Family Guy is an irreverent, but humorous comedy on today’s American society. The writers and producers weave important social issues with their brand of slapstick comedy. It should be of no surprise that its’ daring, social commentaries are politically incorrect. In fact, the show was cancelled by Fox twice, but because of its fans (who protested outside of Fox studios) was put back on the air.
In article “Family Guy and Freud: Jokes and Their Relation to the Unconscious,” Antonia M.R. Peacocke explains how, at first she didn’t like the show. But after giving it a second chance, she became an avid fan and supporter. Before she became a fan, she found the characters loathsome and crude because of their commentary on social issues.

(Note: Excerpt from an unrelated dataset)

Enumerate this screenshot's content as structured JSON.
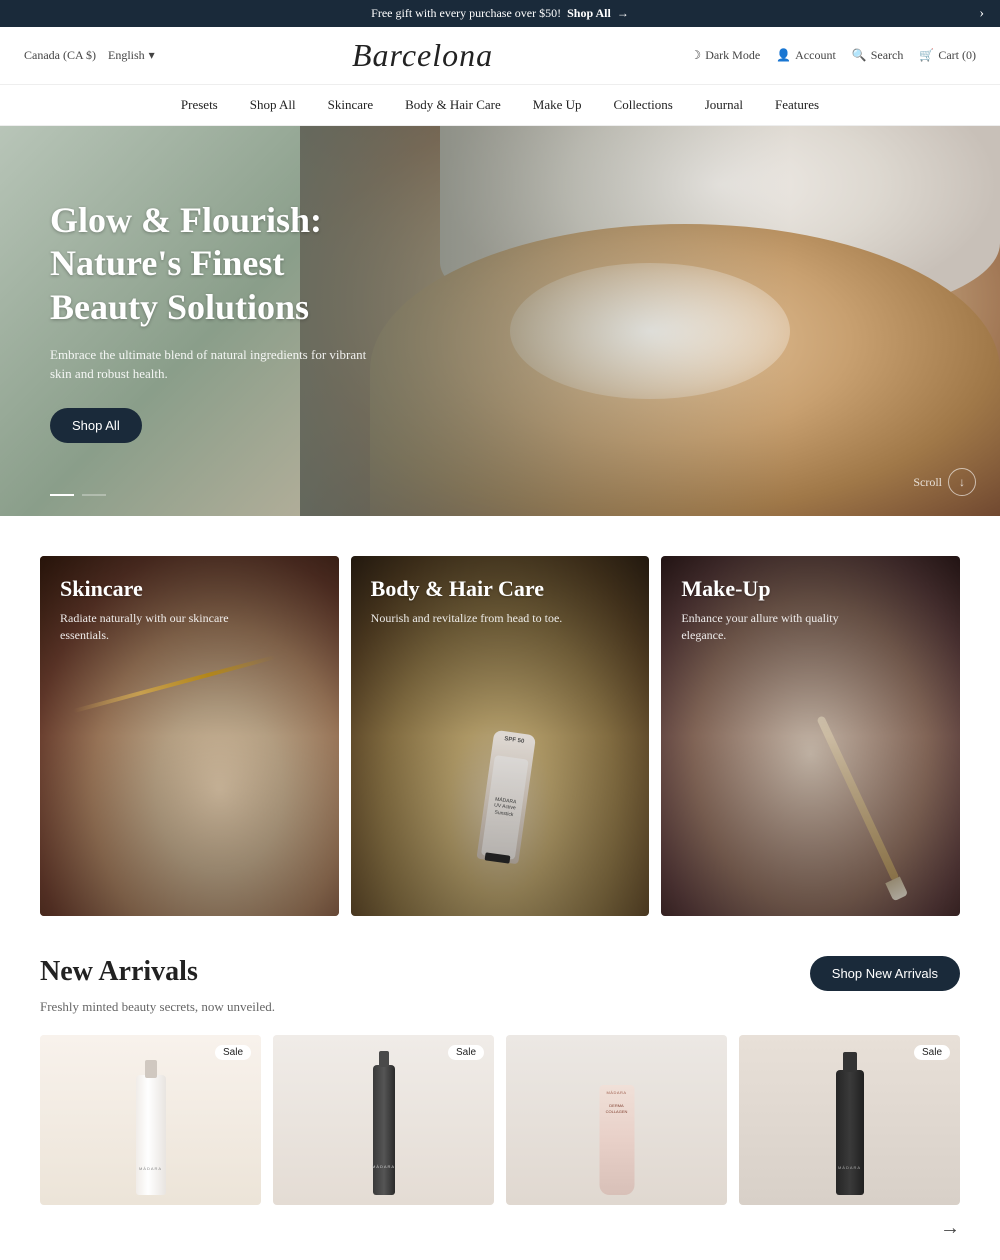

After watching more of the show, she realized that once she got past the initial shock of the politically incorrect dialogue she noticed a common thread in the main plot (Peacocke, 2010).
The plot is not only funny, but thought provoking. The show addresses controversial issues like late-term abortions, discrimination of all sorts including the handicapped, pedophilia, homosexuality, alcohol and drug use, and the list goes on (Peacocke, 2010). Family Guy makes its viewers laugh out loud at things they know they shouldn’t find particularly funny. Viewers know what they are watching that offends their sensibilities, but they laugh anyways.
The producers can get away with scenes that any non-animated show could not because it is a cartoon, and cartoons are supposed to be safe and funny (Peacocke, 2010). When the viewer sees a cartoon, he lets his guard down. He is ready to escape, and just wants to unwind. The show is not only humorous; it also tells stories about everyday life in American society. Peter is the most outspoken and offensive character. No one takes Peter seriously when he goes on a tirade (a funny one at that) about cripples, gays, or women’s rights. Viewers do not put much stock into what he says because, well, it is coming from Peter. It is a “consider the source” type of scenario. It is the same for other characters like Stewie who is a genius trapped in the body of a toddler. Stewie makes social commentaries that raise plenty of eyebrows.
Family Guy shows us that it is okay to laugh without feeling guilty, or buying into any particular social commentary. The reason the plot works is because the show is animated, and animated characters (cartoon characters) can say and do things that would otherwise have a real, live actor thrown offstage. The CBS talk show host Imus lost his job because he made a racial comment on Africa American women who are basketball players (Peacocke, 2010). Peter and Stewie, along with the other characters of Family Guy can (and have) gotten away with a lot more than Imus.
Watching Family Guys triggers the part of our consciousness that is brutish and animal like. This hidden layer of our consciousness really wants to laugh at things we’re not supposed to because it feels good. Laughing out loud relieves the tension we experience in our routine daily lives. It gets us out of our heads for a while, just us and the characters of Family Guy sitting down in the living room.
Family Guy is not the only animated series that has had trouble with its plot. The Simpsons received its share of criticism when it first aired, but now it is in syndication and people all over the world are watching. Family Guy recently passed a major milestone when it aired its two hundredth episode. Family Guys is now in syndication, just like the Simpsons. Neither creators nor producers in either show expected that they would run into syndication, but that’s what happened.
To the critics of Family Guy, it is just a show. The show’s creator is not trying to run for political office anytime soon. Those who are offended by the show will ultimately change the channel and watch something else. That is their prerogative. But to the fans, Family Guy is a type of extended family, one you can sit down with five nights a week to have dinner with. Peter and his family feel real to the viewers because viewers can relate and identify with them, because many have thought along the same lines. Still, the thoughts are there, and Peter is more than willing to speak the thoughts into words.
To say that Family Guy is offensive to some and funny to others is an understatement. People either love or they hate the show. It will always have a pack of loyal followers that will fight for its continued survival. The creator of the show never envisioned the show reaching two-hundred episodes, yet it exceeded his expectations. Political correctness has its place, and so does humor. Mixing politics and humor is not easy to do because at any given time, you may have pushed too far. Family Guy’s creator doesn’t care. He just wants to make people laugh and he will continue to ramp up the humor a notch with each successive show.
In conclusion, in her the article; “Family Guy and Freud: Jokes and Their Relation to the Unconscious,” Antonia M.R. Peacocke tells us how she was caught up in the politically incorrect crowd who wanted to throw Family Guy off the air. She was transformed into a fan after seeing the show a few more times. She was able to let her guard down and just laugh for the sake of laughing without feeling guilty. That’s the whole point that the creator of Family Guy is trying to convey.
- Peacocke, A. (2010). article “Family Guy and Freud: Jokes and Their Relation to the Unconscious,” Antonia M.R. Peacocke. Norton.